KENYA: CDC Group invests $66 million in Malindi’s 52 MWp solar project

By - Published on / Modified on

KENYA: CDC Group invests $66 million in Malindi's 52 MWp solar project©only_kim/Shutterstock

Commonwealth Development Corporation (CDC Group) has decided to invest $67 million in the Malindi solar project. With an expected capacity of 52 MWp, the system is being developed by Malindi Solar Group, an ad hoc company created by Globeleq, an independent power producer (IPP).

Jeremy Hunt, the British Prime Minister of Foreign Affairs, has recently toured the African continent, where he visited Kenya. In this East African country, he announced a series of investments, including in the Malindi solar project, which has received about $66 million. Commonwealth Development Corporation (CDC Group), the British government’s development finance agency, is contributing $50 million and its partner, Globeleq, an independent power producer (IPP), the remaining $16 million. All in the form of a loan refundable over 16 years.

The solar project is led by Malindi Solar Group, a company created ad hoc by Globeleq.
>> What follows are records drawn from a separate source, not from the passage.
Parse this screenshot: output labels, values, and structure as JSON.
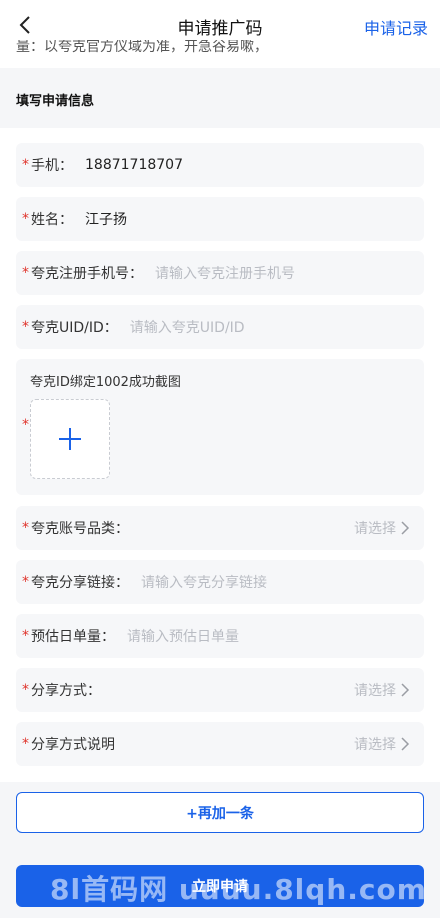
{
  "header": {
    "title": "申请推广码",
    "right_link": "申请记录"
  },
  "notice": "量：以夸克官方仪域为准，开急谷易嗽，",
  "section_title": "填写申请信息",
  "form": {
    "phone": {
      "label": "手机：",
      "value": "18871718707"
    },
    "name": {
      "label": "姓名：",
      "value": "江子扬"
    },
    "quark_phone": {
      "label": "夸克注册手机号：",
      "placeholder": "请输入夸克注册手机号"
    },
    "quark_uid": {
      "label": "夸克UID/ID：",
      "placeholder": "请输入夸克UID/ID"
    },
    "screenshot": {
      "label": "夸克ID绑定1002成功截图"
    },
    "account_category": {
      "label": "夸克账号品类：",
      "placeholder": "请选择"
    },
    "share_link": {
      "label": "夸克分享链接：",
      "placeholder": "请输入夸克分享链接"
    },
    "daily_volume": {
      "label": "预估日单量：",
      "placeholder": "请输入预估日单量"
    },
    "share_method": {
      "label": "分享方式：",
      "placeholder": "请选择"
    },
    "share_method_desc": {
      "label": "分享方式说明",
      "placeholder": "请选择"
    }
  },
  "buttons": {
    "add_more": "+再加一条",
    "submit": "立即申请"
  },
  "watermark": "8l首码网 uuuu.8lqh.com",
  "colors": {
    "accent": "#1a62e8",
    "required": "#e0332b",
    "field_bg": "#f6f7f9"
  }
}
The latter, 70% owned by CDC and 30% by Nordfund, will build a 52 MWp solar park in Malindi, a coastal town in southeastern Kenya.

According to the ad hoc company, the energy produced will be consumed locally as the region is still facing load shedding. The sale of electricity from the Malindi solar park will be made through Kenya Power and Lighting Company (KPLC), which provides public electricity service in Kenya. The public company has signed a 20-year power purchase agreement (PPA) with Globeleq. Thanks to CDC Group funding, construction work on the Malindi solar power plant is expected to begin in 2020.
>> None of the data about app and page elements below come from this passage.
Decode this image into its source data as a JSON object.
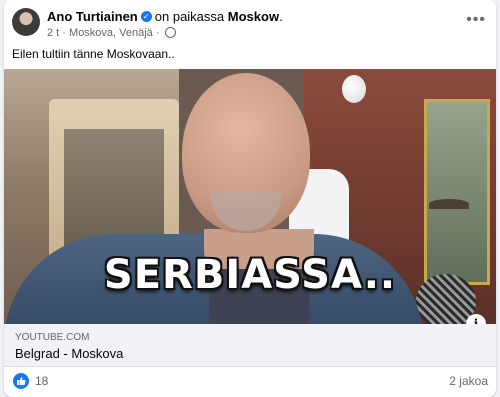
{
  "post": {
    "author": "Ano Turtiainen",
    "location_prefix": "on paikassa",
    "location": "Moskow",
    "location_suffix": ".",
    "time": "2 t",
    "place": "Moskova, Venäjä",
    "meta_separator": "·",
    "text": "Eilen tultiin tänne Moskovaan.."
  },
  "video": {
    "caption": "SERBIASSA..",
    "info_glyph": "i"
  },
  "link": {
    "domain": "YOUTUBE.COM",
    "title": "Belgrad - Moskova"
  },
  "reactions": {
    "count": "18",
    "shares": "2 jakoa"
  },
  "icons": {
    "verified": "verified-badge-icon",
    "globe": "globe-icon",
    "more": "more-options-icon",
    "like": "like-icon",
    "info": "info-icon"
  },
  "colors": {
    "accent": "#1877f2",
    "text": "#050505",
    "secondary": "#65676b"
  }
}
The completion of this solar project also strengthens Globeleq’s presence in East Africa. In Zambia, the British company is part of the consortium that has been selected for the Aurora Sola 1 and 2 solar projects, which will produce 40 MW. Globeleq is collaborating on these two projects with the South African company Aurora Power Solutions. The two IPPs will sell the kW/h of electricity at $0.045 to Zambia Electricity Supply Corporation (Zesco), the company responsible for the provision of electricity in Zambia.

These projects are part of the GET FiT programme, set up by the Zambian authorities and Kreditanstalt für Wiederaufbau (KfW), the German development agency. The objective is to produce 200 MW from renewable energy sources.

Jean Marie Takouleu


More on the same theme

More on the same area

We respect your privacy

When you browse on this site, cookies and other technologies collect data to enhance your experience and personalize the content you see. Visit our Privacy Policy to learn more. By clicking "Accept", you agree to this use of cookies and data.

Newsletter AFRIK 21